■ What you are asked to do:
Retype the data exactly, leaving nothing out.

■ Source data:

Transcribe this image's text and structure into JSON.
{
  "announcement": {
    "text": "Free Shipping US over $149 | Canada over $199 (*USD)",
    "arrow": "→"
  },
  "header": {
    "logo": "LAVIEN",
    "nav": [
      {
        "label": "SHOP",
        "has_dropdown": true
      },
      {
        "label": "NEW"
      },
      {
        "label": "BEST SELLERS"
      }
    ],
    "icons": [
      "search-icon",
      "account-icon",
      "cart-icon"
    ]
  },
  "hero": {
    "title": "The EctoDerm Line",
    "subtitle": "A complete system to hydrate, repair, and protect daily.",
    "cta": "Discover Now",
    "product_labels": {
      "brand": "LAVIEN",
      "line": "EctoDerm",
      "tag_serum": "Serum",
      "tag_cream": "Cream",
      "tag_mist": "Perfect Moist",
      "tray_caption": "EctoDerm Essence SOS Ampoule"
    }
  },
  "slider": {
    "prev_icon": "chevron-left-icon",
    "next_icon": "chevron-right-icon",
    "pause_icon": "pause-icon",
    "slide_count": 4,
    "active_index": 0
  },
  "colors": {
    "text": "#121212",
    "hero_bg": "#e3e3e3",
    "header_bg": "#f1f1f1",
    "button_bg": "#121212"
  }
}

■ Response to the exercise:
Transcribe this image's text and structure into JSON.
{
  "announcement": {
    "text": "Free Shipping US over $149 | Canada over $199 (*USD)",
    "arrow": "→"
  },
  "header": {
    "logo": "LAVIEN",
    "nav": [
      {
        "label": "SHOP",
        "has_dropdown": true
      },
      {
        "label": "NEW"
      },
      {
        "label": "BEST SELLERS"
      }
    ],
    "icons": [
      "search-icon",
      "account-icon",
      "cart-icon"
    ]
  },
  "hero": {
    "title": "The EctoDerm Line",
    "subtitle": "A complete system to hydrate, repair, and protect daily.",
    "cta": "Discover Now",
    "product_labels": {
      "brand": "LAVIEN",
      "line": "EctoDerm",
      "tag_serum": "Serum",
      "tag_cream": "Cream",
      "tag_mist": "Perfect Moist",
      "tray_caption": "EctoDerm Essence SOS Ampoule"
    }
  },
  "slider": {
    "prev_icon": "chevron-left-icon",
    "next_icon": "chevron-right-icon",
    "pause_icon": "pause-icon",
    "slide_count": 4,
    "active_index": 0
  },
  "colors": {
    "text": "#121212",
    "hero_bg": "#e3e3e3",
    "header_bg": "#f1f1f1",
    "button_bg": "#121212"
  }
}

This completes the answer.